WHAT YOU ARE ASKED TO DO> Gather, from the data below, each line in which the word "heading" occurs.
──────────
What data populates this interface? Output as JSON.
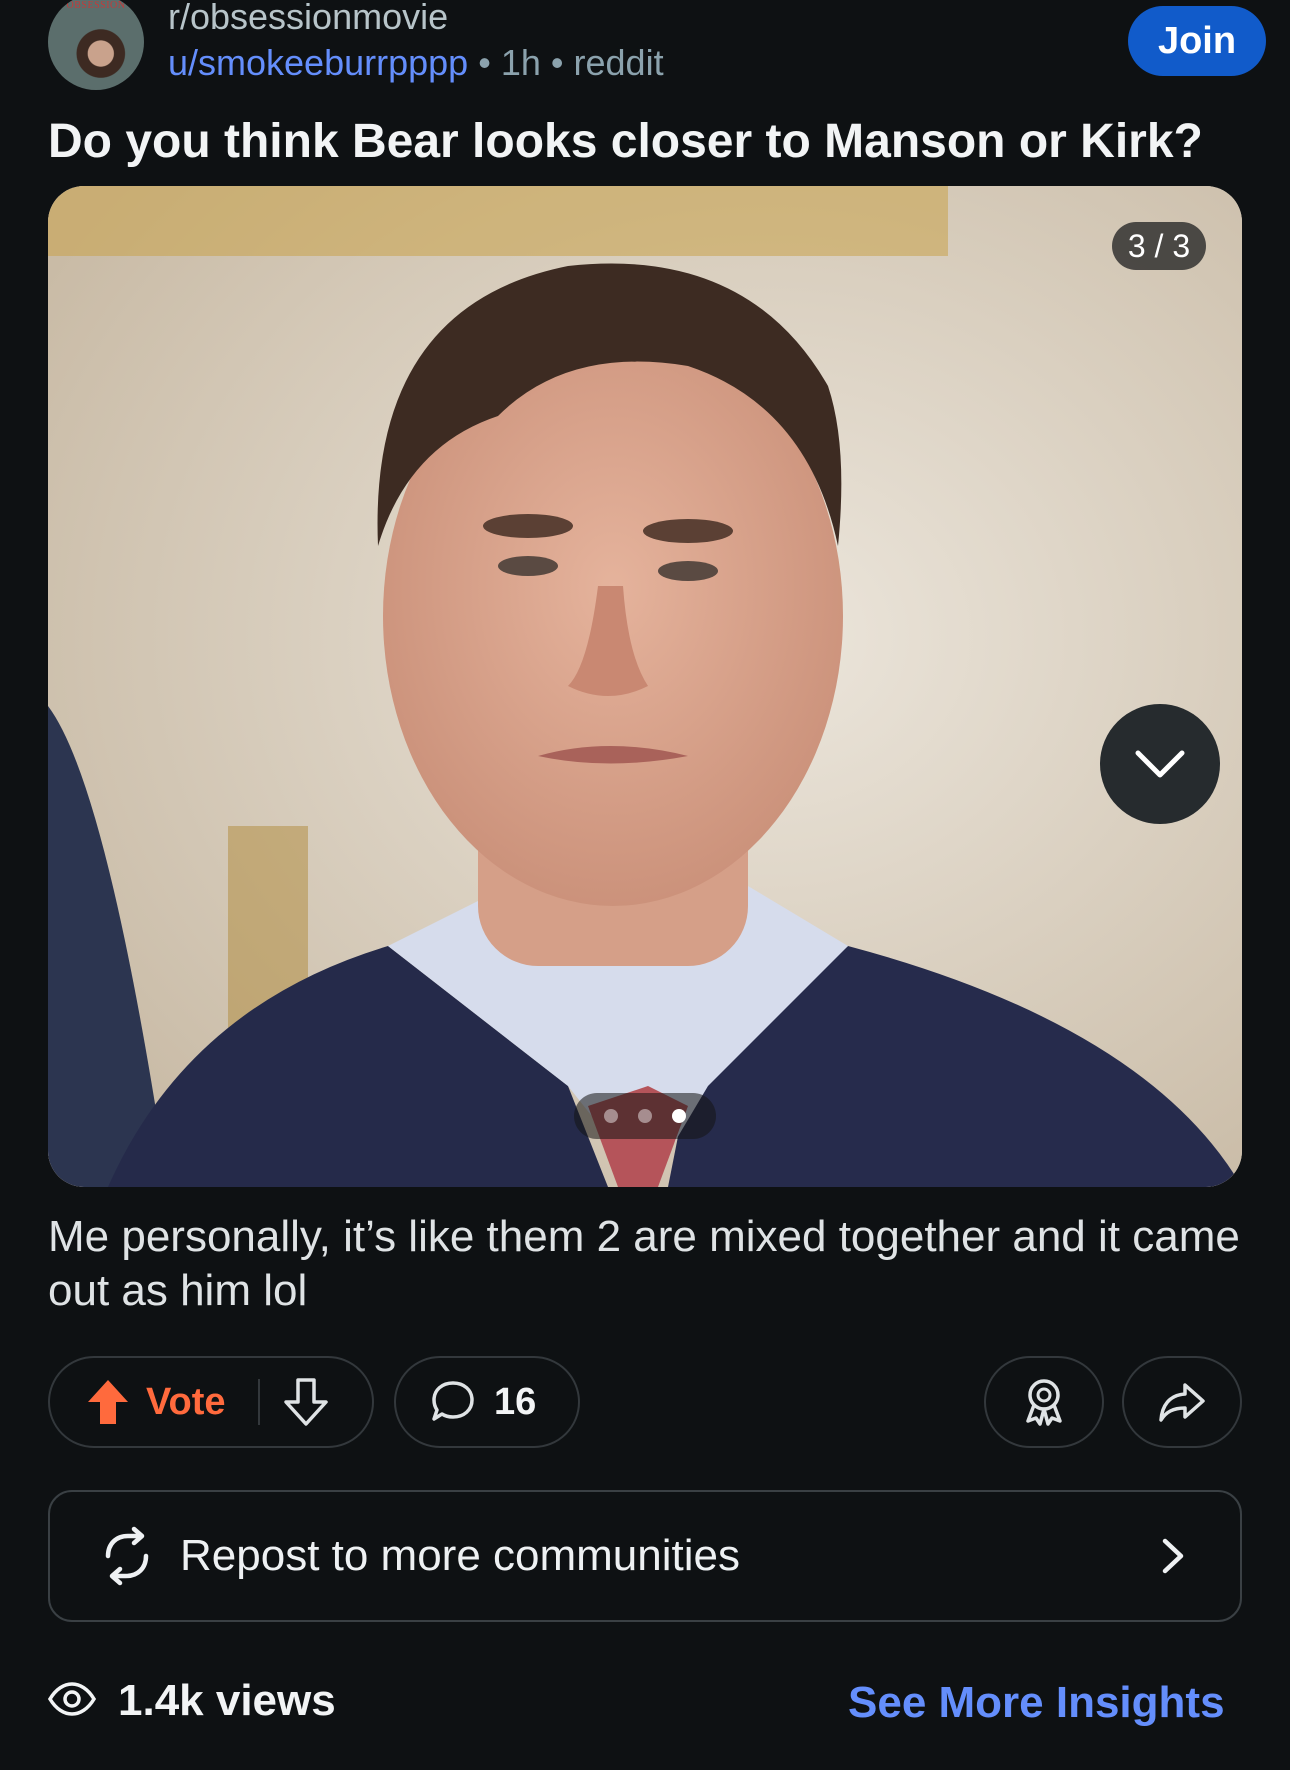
{
  "header": {
    "subreddit": "r/obsessionmovie",
    "author": "u/smokeeburrpppp",
    "separator": "•",
    "time": "1h",
    "source": "reddit",
    "join_label": "Join",
    "avatar_text": "OBSESSION"
  },
  "post": {
    "title": "Do you think Bear looks closer to Manson or Kirk?",
    "image_counter": "3 / 3",
    "gallery": {
      "current": 3,
      "total": 3
    },
    "body": "Me personally, it’s like them 2 are mixed together and it came out as him lol"
  },
  "actions": {
    "vote_label": "Vote",
    "comment_count": "16"
  },
  "repost": {
    "label": "Repost to more communities"
  },
  "footer": {
    "views": "1.4k views",
    "insights_label": "See More Insights"
  },
  "icons": {
    "upvote": "arrow-up-icon",
    "downvote": "arrow-down-icon",
    "comment": "speech-bubble-icon",
    "award": "award-icon",
    "share": "share-arrow-icon",
    "repost": "repost-cycle-icon",
    "chevron_right": "chevron-right-icon",
    "chevron_down": "chevron-down-icon",
    "views": "eye-icon"
  },
  "colors": {
    "background": "#0e1113",
    "link_blue": "#648efc",
    "join_button": "#115bca",
    "upvote_orange": "#ff6a3d"
  }
}
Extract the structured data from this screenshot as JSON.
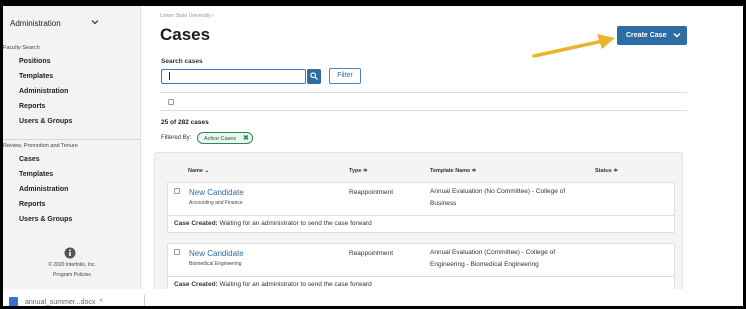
{
  "sidebar": {
    "top_select": "Administration",
    "faculty_search": {
      "heading": "Faculty Search",
      "items": [
        "Positions",
        "Templates",
        "Administration",
        "Reports",
        "Users & Groups"
      ]
    },
    "rpt": {
      "heading": "Review, Promotion and Tenure",
      "items": [
        "Cases",
        "Templates",
        "Administration",
        "Reports",
        "Users & Groups"
      ]
    },
    "copyright": "© 2020 Interfolio, Inc.",
    "policies": "Program Policies"
  },
  "main": {
    "breadcrumb": "Lorem State University  ›",
    "title": "Cases",
    "create_button": "Create Case",
    "search_label": "Search cases",
    "search_value": "",
    "search_placeholder": "",
    "filter_button": "Filter",
    "count": "25 of 282 cases",
    "filtered_by": "Filtered By:",
    "chip": "Active Cases",
    "chip_close": "✖"
  },
  "table": {
    "columns": {
      "name": "Name ⌄",
      "type": "Type ≑",
      "template": "Template Name ≑",
      "status": "Status ≑"
    },
    "rows": [
      {
        "candidate": "New Candidate",
        "unit": "Accounting and Finance",
        "type": "Reappointment",
        "template_line1": "Annual Evaluation (No Committee) - College of",
        "template_line2": "Business",
        "note_label": "Case Created:",
        "note_text": " Waiting for an administrator to send the case forward"
      },
      {
        "candidate": "New Candidate",
        "unit": "Biomedical Engineering",
        "type": "Reappointment",
        "template_line1": "Annual Evaluation (Committee) - College of",
        "template_line2": "Engineering - Biomedical Engineering",
        "note_label": "Case Created:",
        "note_text": " Waiting for an administrator to send the case forward"
      }
    ]
  },
  "download": {
    "file": "annual_summer...docx",
    "menu": "^"
  },
  "colors": {
    "accent": "#2d6da3",
    "chip_green": "#2f8a5a",
    "arrow": "#e9b530"
  },
  "icons": [
    "chevron-down-icon",
    "info-circle-icon",
    "search-icon",
    "arrow-icon",
    "close-icon",
    "document-icon"
  ]
}
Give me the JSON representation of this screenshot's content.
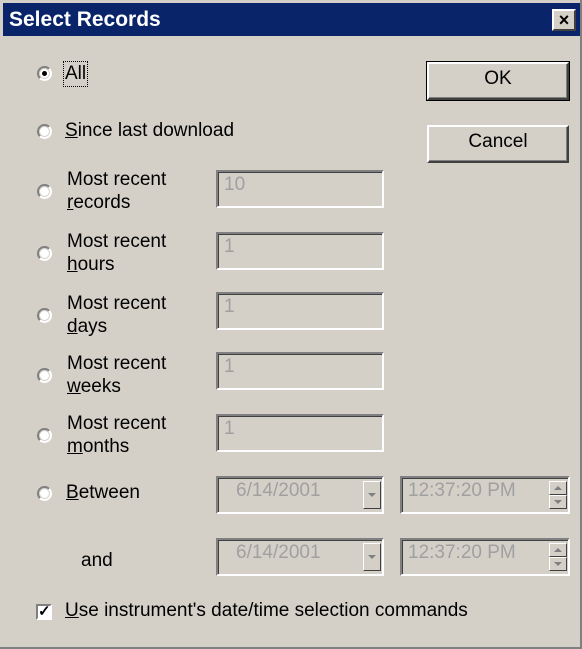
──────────
SOLVED EXERCISE>
      "heading": "Faculty Search",
      "heading": "Review, Promotion and Tenure",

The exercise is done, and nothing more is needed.